So while the taste-waveform was much better after 3 days, it was still a little bit too confused and delayed to make this a truly great sausage.  Next time I make this sausage, there are a few things I will change to try to complete the taste and bring out the peaks:

More Sugar - 
I had thought that this sausage would be savory, and it was, but not the way I thought.  There was just enough sugar to hint at the tantalizing possibilities of caramel, and another tablespoon would not go amiss.

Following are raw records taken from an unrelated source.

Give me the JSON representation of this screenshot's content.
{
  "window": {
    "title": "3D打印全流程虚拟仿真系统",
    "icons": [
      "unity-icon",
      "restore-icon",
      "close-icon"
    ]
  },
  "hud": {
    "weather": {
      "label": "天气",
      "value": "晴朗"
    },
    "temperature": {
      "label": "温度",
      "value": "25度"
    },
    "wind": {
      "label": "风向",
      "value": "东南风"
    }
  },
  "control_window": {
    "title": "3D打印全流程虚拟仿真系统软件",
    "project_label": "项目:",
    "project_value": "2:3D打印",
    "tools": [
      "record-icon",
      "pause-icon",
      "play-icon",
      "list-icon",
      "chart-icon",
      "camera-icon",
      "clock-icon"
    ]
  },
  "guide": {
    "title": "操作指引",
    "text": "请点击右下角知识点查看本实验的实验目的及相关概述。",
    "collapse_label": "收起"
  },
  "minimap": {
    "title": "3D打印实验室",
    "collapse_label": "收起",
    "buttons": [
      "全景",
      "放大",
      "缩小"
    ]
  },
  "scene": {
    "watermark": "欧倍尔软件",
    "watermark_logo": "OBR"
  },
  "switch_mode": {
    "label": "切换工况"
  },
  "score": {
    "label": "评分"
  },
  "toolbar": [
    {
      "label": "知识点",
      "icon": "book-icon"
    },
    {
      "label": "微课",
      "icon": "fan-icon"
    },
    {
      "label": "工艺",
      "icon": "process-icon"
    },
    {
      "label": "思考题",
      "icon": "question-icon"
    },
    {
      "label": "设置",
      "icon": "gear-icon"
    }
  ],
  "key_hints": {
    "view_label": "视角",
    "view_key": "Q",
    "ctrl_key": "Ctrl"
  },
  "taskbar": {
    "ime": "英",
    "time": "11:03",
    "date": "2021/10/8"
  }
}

Less Bourbon -
While Bourbon is great, and more bourbon is usually better, I think there was a little too much in this sausage.  Unlike marinading cuts of meat, wherein the contact with alcohol is shorter, and the burning off more complete, sausage-making holds onto the booze too much.  For the entire 3 days until cooking, the ground sausage was continuing to marinade with the Bourbon, and as anyone knows, 3 consecutive days with Bourbon is quite the bender.  Also, since the sausage casing traps moisture and shields the meat from and bourbon inside from direct flame heat during cooking, not all of the bourbon cooks off the way it would on a grilled cut of meat.  The result is a bit too sour and piquant for my taste.  Next time, less bourbon.

Cook all the Bacon -
The half pound of uncooked bacon in this sausage didn't add much, and what it did add wasn't great.  The great taste of bacon that we know and love is generally of cooked bacon: bacon that has been allowed to caramelize in its own fat.  Because the sausage was full of other meats, which insulated the uncooked bacon, it never caramelized and kept the salty, stringy flavor of undercooked bacon.  The cooked bacon, on the other hand, was quite noticeable in both the flavor and consistency of the finished sausage and, well, in case my opinions on cooked bacon aren't already evident, that bacon was awesome.  In any case, always cook all the bacon.

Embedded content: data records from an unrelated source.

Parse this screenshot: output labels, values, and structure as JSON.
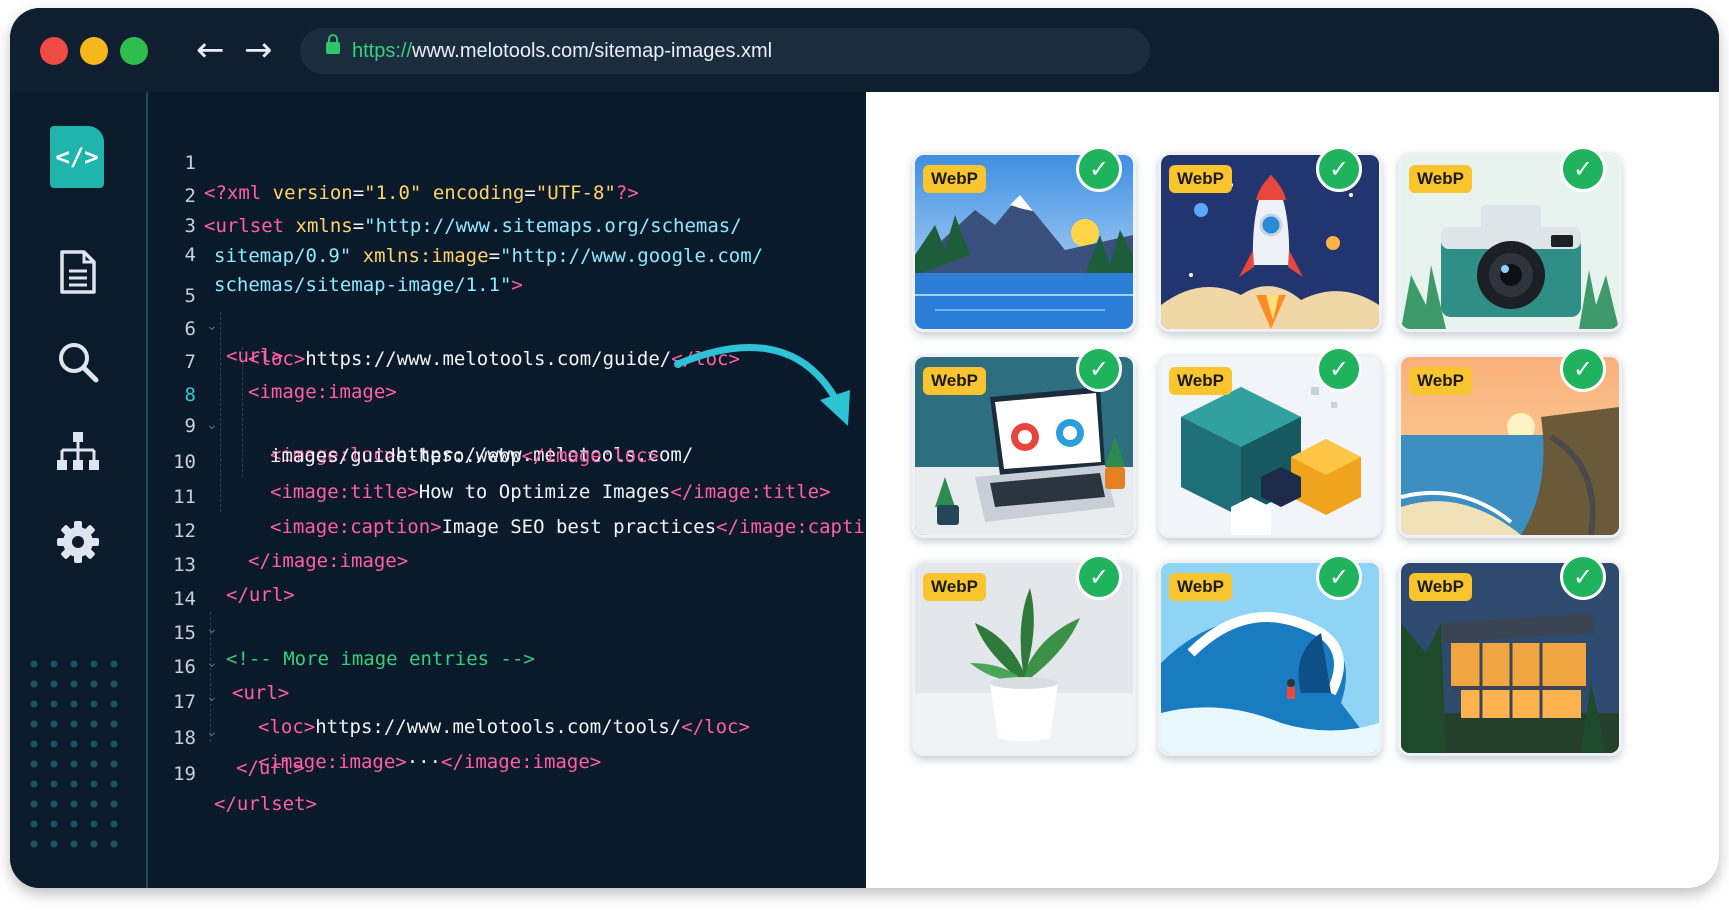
{
  "browser": {
    "url_scheme": "https://",
    "url_rest": "www.melotools.com/sitemap-images.xml",
    "back_icon": "←",
    "forward_icon": "→"
  },
  "sidebar": {
    "code_tile_glyph": "</>"
  },
  "editor": {
    "line_numbers": [
      "1",
      "2",
      "3",
      "4",
      "5",
      "6",
      "7",
      "8",
      "9",
      "10",
      "11",
      "12",
      "13",
      "14",
      "15",
      "16",
      "17",
      "18",
      "19"
    ],
    "fold_glyph": "⌄",
    "collapsed_ellipsis": "···",
    "tokens": {
      "l1_pi_open": "<?xml ",
      "l1_a1": "version",
      "l1_eq": "=",
      "l1_v1": "\"1.0\"",
      "l1_a2": " encoding",
      "l1_v2": "\"UTF-8\"",
      "l1_pi_close": "?>",
      "l2_tag": "<urlset ",
      "l2_attr": "xmlns",
      "l2_val": "\"http://www.sitemaps.org/schemas/",
      "l3_val": "sitemap/0.9\"",
      "l3_attr": " xmlns:image",
      "l3_val2": "\"http://www.google.com/",
      "l4_val": "schemas/sitemap-image/1.1\"",
      "l4_close": ">",
      "url_open": "<url>",
      "url_close": "</url>",
      "loc_open": "<loc>",
      "loc_close": "</loc>",
      "l6_text": "https://www.melotools.com/guide/",
      "image_open": "<image:image>",
      "image_close": "</image:image>",
      "imgloc_open": "<image:loc>",
      "imgloc_close": "</image:loc>",
      "l8_text": "https://www.melotools.com/",
      "l9_text": "images/guide-hero.webp",
      "title_open": "<image:title>",
      "title_close": "</image:title>",
      "l10_text": "How to Optimize Images",
      "caption_open": "<image:caption>",
      "caption_close": "</image:caption>",
      "l11_text": "Image SEO best practices",
      "l14_comment": "<!-- More image entries -->",
      "l16_text": "https://www.melotools.com/tools/",
      "urlset_close": "</urlset>"
    }
  },
  "gallery": {
    "badge": "WebP",
    "check_glyph": "✓",
    "tiles": [
      {
        "name": "mountain-lake-thumbnail"
      },
      {
        "name": "rocket-launch-thumbnail"
      },
      {
        "name": "vintage-camera-thumbnail"
      },
      {
        "name": "laptop-dashboard-thumbnail"
      },
      {
        "name": "isometric-cubes-thumbnail"
      },
      {
        "name": "coastal-sunset-thumbnail"
      },
      {
        "name": "potted-plant-thumbnail"
      },
      {
        "name": "ocean-wave-surfer-thumbnail"
      },
      {
        "name": "modern-house-thumbnail"
      }
    ]
  },
  "colors": {
    "window_bg": "#0c1b2b",
    "tag": "#ff5fa6",
    "attribute": "#ffd36b",
    "string": "#8fe9ff",
    "comment": "#32d07c",
    "accent": "#1fb5ad",
    "badge": "#f8c52e",
    "check": "#20b35e"
  }
}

Add Sage -
This sausage was meant to be earthy and dry, made with brown and red spices, brown bourbon and red bacon, and it was.  However, on final inspection, I think that a touch of green would've gone a long way towards completing the taste-waveform.  Sage is common to many of our favorite sausages, and I suspect that sage would send signals to the palate to alleviate the confusion caused by this sausage.  I know this sounds really cockamamie right now, but trust me on two things: first, this sausage could use some sage.  Second, I will continue discussing the taste-waveform, and encourage you, and your palates, to comment and add to the conversation.


You can't see the taste-waveform in there, but it's still worth looking.

Stay tuned for next week's question: Why did the FIGurative Turkey cross the road? Was it Drunk?
[Fig, Goat Cheese and Turkey Sausage... with Port]

1 comment:

  1. Love the pictures of this one. Can Taste-Waveform be predicted?